──────── MATERIAL TO PROCESS ────────

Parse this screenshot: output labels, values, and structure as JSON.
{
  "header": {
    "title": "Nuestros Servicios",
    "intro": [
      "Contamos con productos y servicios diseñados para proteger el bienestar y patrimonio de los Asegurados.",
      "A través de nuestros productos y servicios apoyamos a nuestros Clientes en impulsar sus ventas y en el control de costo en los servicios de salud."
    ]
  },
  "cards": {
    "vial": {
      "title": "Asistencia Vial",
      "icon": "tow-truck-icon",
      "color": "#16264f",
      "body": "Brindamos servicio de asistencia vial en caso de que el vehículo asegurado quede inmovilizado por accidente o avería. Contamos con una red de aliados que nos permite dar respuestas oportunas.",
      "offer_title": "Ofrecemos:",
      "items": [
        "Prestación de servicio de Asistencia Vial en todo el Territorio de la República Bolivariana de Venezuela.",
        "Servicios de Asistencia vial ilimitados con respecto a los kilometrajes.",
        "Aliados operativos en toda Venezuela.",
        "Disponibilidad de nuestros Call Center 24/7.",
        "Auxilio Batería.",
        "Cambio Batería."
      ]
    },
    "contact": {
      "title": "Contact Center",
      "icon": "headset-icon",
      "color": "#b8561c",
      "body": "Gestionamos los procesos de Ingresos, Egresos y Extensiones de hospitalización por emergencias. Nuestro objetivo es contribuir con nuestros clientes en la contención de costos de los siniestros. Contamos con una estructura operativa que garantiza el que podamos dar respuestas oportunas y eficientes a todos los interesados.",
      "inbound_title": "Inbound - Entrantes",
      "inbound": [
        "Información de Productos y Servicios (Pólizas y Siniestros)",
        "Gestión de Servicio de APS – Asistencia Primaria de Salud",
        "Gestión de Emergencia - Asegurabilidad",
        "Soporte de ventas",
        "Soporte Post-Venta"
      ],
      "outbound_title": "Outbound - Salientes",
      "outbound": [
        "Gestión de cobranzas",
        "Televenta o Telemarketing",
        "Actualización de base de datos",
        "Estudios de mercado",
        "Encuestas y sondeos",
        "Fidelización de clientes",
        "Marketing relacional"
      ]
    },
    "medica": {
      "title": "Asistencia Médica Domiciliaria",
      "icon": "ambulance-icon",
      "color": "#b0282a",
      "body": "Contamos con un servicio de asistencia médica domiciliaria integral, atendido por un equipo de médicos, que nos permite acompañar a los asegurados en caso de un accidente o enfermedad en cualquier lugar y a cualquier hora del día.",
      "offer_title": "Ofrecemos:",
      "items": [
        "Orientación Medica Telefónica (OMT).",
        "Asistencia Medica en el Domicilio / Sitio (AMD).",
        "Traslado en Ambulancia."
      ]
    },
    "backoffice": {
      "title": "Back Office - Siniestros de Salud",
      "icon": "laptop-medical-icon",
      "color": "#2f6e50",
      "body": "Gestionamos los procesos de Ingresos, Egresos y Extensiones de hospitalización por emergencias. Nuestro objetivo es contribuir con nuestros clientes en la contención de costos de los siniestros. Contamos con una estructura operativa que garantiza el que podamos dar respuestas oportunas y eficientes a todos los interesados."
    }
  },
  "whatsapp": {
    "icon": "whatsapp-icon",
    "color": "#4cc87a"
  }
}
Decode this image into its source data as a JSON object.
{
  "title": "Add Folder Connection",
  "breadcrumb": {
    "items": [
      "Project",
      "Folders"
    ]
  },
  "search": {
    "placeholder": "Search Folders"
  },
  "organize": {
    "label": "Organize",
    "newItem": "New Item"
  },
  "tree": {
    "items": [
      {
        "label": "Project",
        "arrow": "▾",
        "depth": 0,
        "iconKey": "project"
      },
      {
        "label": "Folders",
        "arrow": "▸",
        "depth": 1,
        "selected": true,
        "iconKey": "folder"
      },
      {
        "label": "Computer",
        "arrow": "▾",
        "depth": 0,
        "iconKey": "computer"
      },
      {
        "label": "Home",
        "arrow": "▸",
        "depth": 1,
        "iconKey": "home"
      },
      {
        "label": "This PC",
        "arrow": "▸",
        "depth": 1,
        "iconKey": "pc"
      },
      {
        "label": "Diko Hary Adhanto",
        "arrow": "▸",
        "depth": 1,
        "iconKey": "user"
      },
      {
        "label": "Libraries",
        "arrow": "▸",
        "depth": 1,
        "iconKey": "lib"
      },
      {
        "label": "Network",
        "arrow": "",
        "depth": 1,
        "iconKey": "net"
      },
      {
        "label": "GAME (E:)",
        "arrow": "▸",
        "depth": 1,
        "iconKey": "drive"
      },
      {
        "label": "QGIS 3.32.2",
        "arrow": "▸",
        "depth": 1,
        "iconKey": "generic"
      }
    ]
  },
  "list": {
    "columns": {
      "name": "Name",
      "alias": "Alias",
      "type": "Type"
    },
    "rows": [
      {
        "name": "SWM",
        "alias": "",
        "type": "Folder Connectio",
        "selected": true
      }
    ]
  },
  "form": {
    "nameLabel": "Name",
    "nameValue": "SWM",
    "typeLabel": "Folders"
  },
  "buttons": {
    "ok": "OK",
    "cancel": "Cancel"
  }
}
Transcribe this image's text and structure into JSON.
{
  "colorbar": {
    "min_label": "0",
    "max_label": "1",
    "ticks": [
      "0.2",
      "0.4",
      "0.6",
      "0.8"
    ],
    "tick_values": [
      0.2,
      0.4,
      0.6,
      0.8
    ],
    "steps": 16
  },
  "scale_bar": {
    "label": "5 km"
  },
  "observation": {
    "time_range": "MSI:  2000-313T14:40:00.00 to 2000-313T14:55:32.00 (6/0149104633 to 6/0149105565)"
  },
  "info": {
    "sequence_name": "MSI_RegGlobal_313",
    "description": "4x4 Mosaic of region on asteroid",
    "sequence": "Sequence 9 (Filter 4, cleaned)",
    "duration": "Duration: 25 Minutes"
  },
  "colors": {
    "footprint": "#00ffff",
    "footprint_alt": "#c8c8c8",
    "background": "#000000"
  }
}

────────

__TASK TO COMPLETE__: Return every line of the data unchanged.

__WRITTEN REPLY__:
Parse this screenshot: output labels, values, and structure as JSON.
{
  "header": {
    "title": "Nuestros Servicios",
    "intro": [
      "Contamos con productos y servicios diseñados para proteger el bienestar y patrimonio de los Asegurados.",
      "A través de nuestros productos y servicios apoyamos a nuestros Clientes en impulsar sus ventas y en el control de costo en los servicios de salud."
    ]
  },
  "cards": {
    "vial": {
      "title": "Asistencia Vial",
      "icon": "tow-truck-icon",
      "color": "#16264f",
      "body": "Brindamos servicio de asistencia vial en caso de que el vehículo asegurado quede inmovilizado por accidente o avería. Contamos con una red de aliados que nos permite dar respuestas oportunas.",
      "offer_title": "Ofrecemos:",
      "items": [
        "Prestación de servicio de Asistencia Vial en todo el Territorio de la República Bolivariana de Venezuela.",
        "Servicios de Asistencia vial ilimitados con respecto a los kilometrajes.",
        "Aliados operativos en toda Venezuela.",
        "Disponibilidad de nuestros Call Center 24/7.",
        "Auxilio Batería.",
        "Cambio Batería."
      ]
    },
    "contact": {
      "title": "Contact Center",
      "icon": "headset-icon",
      "color": "#b8561c",
      "body": "Gestionamos los procesos de Ingresos, Egresos y Extensiones de hospitalización por emergencias. Nuestro objetivo es contribuir con nuestros clientes en la contención de costos de los siniestros. Contamos con una estructura operativa que garantiza el que podamos dar respuestas oportunas y eficientes a todos los interesados.",
      "inbound_title": "Inbound - Entrantes",
      "inbound": [
        "Información de Productos y Servicios (Pólizas y Siniestros)",
        "Gestión de Servicio de APS – Asistencia Primaria de Salud",
        "Gestión de Emergencia - Asegurabilidad",
        "Soporte de ventas",
        "Soporte Post-Venta"
      ],
      "outbound_title": "Outbound - Salientes",
      "outbound": [
        "Gestión de cobranzas",
        "Televenta o Telemarketing",
        "Actualización de base de datos",
        "Estudios de mercado",
        "Encuestas y sondeos",
        "Fidelización de clientes",
        "Marketing relacional"
      ]
    },
    "medica": {
      "title": "Asistencia Médica Domiciliaria",
      "icon": "ambulance-icon",
      "color": "#b0282a",
      "body": "Contamos con un servicio de asistencia médica domiciliaria integral, atendido por un equipo de médicos, que nos permite acompañar a los asegurados en caso de un accidente o enfermedad en cualquier lugar y a cualquier hora del día.",
      "offer_title": "Ofrecemos:",
      "items": [
        "Orientación Medica Telefónica (OMT).",
        "Asistencia Medica en el Domicilio / Sitio (AMD).",
        "Traslado en Ambulancia."
      ]
    },
    "backoffice": {
      "title": "Back Office - Siniestros de Salud",
      "icon": "laptop-medical-icon",
      "color": "#2f6e50",
      "body": "Gestionamos los procesos de Ingresos, Egresos y Extensiones de hospitalización por emergencias. Nuestro objetivo es contribuir con nuestros clientes en la contención de costos de los siniestros. Contamos con una estructura operativa que garantiza el que podamos dar respuestas oportunas y eficientes a todos los interesados."
    }
  },
  "whatsapp": {
    "icon": "whatsapp-icon",
    "color": "#4cc87a"
  }
}
Decode this image into its source data as a JSON object.
{
  "title": "Add Folder Connection",
  "breadcrumb": {
    "items": [
      "Project",
      "Folders"
    ]
  },
  "search": {
    "placeholder": "Search Folders"
  },
  "organize": {
    "label": "Organize",
    "newItem": "New Item"
  },
  "tree": {
    "items": [
      {
        "label": "Project",
        "arrow": "▾",
        "depth": 0,
        "iconKey": "project"
      },
      {
        "label": "Folders",
        "arrow": "▸",
        "depth": 1,
        "selected": true,
        "iconKey": "folder"
      },
      {
        "label": "Computer",
        "arrow": "▾",
        "depth": 0,
        "iconKey": "computer"
      },
      {
        "label": "Home",
        "arrow": "▸",
        "depth": 1,
        "iconKey": "home"
      },
      {
        "label": "This PC",
        "arrow": "▸",
        "depth": 1,
        "iconKey": "pc"
      },
      {
        "label": "Diko Hary Adhanto",
        "arrow": "▸",
        "depth": 1,
        "iconKey": "user"
      },
      {
        "label": "Libraries",
        "arrow": "▸",
        "depth": 1,
        "iconKey": "lib"
      },
      {
        "label": "Network",
        "arrow": "",
        "depth": 1,
        "iconKey": "net"
      },
      {
        "label": "GAME (E:)",
        "arrow": "▸",
        "depth": 1,
        "iconKey": "drive"
      },
      {
        "label": "QGIS 3.32.2",
        "arrow": "▸",
        "depth": 1,
        "iconKey": "generic"
      }
    ]
  },
  "list": {
    "columns": {
      "name": "Name",
      "alias": "Alias",
      "type": "Type"
    },
    "rows": [
      {
        "name": "SWM",
        "alias": "",
        "type": "Folder Connectio",
        "selected": true
      }
    ]
  },
  "form": {
    "nameLabel": "Name",
    "nameValue": "SWM",
    "typeLabel": "Folders"
  },
  "buttons": {
    "ok": "OK",
    "cancel": "Cancel"
  }
}
Transcribe this image's text and structure into JSON.
{
  "colorbar": {
    "min_label": "0",
    "max_label": "1",
    "ticks": [
      "0.2",
      "0.4",
      "0.6",
      "0.8"
    ],
    "tick_values": [
      0.2,
      0.4,
      0.6,
      0.8
    ],
    "steps": 16
  },
  "scale_bar": {
    "label": "5 km"
  },
  "observation": {
    "time_range": "MSI:  2000-313T14:40:00.00 to 2000-313T14:55:32.00 (6/0149104633 to 6/0149105565)"
  },
  "info": {
    "sequence_name": "MSI_RegGlobal_313",
    "description": "4x4 Mosaic of region on asteroid",
    "sequence": "Sequence 9 (Filter 4, cleaned)",
    "duration": "Duration: 25 Minutes"
  },
  "colors": {
    "footprint": "#00ffff",
    "footprint_alt": "#c8c8c8",
    "background": "#000000"
  }
}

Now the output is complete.